The United States has the highest incarceration rate of any country in the world, with 2.12 million people currently held in penal institutions. As a result of this, the United States has more employed through the penal system than any other country: Over one million security guards, correctional officers, and jailers are employed annually; totaling to an amount that almost matches that of secondary school teachers. The annual expenditure per prisoner is approximately $34k, dwarfing the approximate $13k per pupil in both elementary and secondary schooling.


Where and how a government spends its money can quickly be linked to what and who the government is prioritizing...

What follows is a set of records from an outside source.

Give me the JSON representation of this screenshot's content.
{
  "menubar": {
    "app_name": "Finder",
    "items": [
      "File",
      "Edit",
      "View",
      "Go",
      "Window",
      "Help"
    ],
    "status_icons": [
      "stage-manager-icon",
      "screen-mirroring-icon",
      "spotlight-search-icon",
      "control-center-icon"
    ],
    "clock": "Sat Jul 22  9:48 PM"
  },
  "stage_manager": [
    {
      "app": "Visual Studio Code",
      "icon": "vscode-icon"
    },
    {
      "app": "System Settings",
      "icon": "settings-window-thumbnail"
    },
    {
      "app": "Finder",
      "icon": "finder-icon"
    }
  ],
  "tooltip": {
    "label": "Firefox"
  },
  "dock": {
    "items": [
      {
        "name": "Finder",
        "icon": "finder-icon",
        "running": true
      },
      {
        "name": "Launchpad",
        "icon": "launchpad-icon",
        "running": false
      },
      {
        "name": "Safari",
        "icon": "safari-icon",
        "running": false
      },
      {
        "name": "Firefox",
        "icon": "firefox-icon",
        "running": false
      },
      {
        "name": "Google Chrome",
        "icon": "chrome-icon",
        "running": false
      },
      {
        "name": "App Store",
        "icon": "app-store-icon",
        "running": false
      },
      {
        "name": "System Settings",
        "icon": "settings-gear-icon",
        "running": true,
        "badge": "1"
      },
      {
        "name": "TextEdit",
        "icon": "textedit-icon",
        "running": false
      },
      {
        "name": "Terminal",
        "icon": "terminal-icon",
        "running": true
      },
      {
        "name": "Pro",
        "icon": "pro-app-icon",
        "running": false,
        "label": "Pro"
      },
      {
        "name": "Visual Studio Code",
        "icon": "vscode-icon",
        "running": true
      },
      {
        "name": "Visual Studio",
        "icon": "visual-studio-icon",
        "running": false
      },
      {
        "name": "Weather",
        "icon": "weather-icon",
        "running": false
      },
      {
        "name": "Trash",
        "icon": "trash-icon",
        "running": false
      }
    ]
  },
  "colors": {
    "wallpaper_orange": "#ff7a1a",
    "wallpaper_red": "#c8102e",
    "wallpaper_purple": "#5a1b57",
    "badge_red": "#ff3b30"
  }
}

The two government-funded institutions serving the largest populations also happen to be the two institutions containing those with the least amount of clout and voice: public prisons and public schools. Although both institutions have different reasons for being, and certainly different objectives, they still contain and manage dependent populations. The management and execution of both institutions are becoming more and more alike.

The American principles of ‘innocent until proven guilty’ and ‘freedom of opportunity’ become intertwined in a modern philosophical limbo: we are depriving the most dependent populations by immediately assuming guilt, implementing restrictions, and presuming deviance, whether proven or not. Youths, pushed into the compulsory educational system, are unknowingly caught in the crossfire of a governmental institution that is at loose ends. Due to the overpopulation of many public high schools, and the lack of staff to maintain the pupils, school students are being treated with the same methods of crowd control and scrutiny from the most effective model the United States has to offer: the prison system. This makes the similarities in the architecture and social infrastructure of these institutions all the more arresting. These institutions are not formless, abstract ideological concepts that invisibly encompass such a large set of the population, but rather, they are manifested in physical, tangible structures which house and contain people every day..." 

Excerpt from "Behind Bricks & Bars: America's Best-Disguised Prisons," History & Architectural Theory Thesis for Barnard College of Columbia University, by Izzi Eberstadt.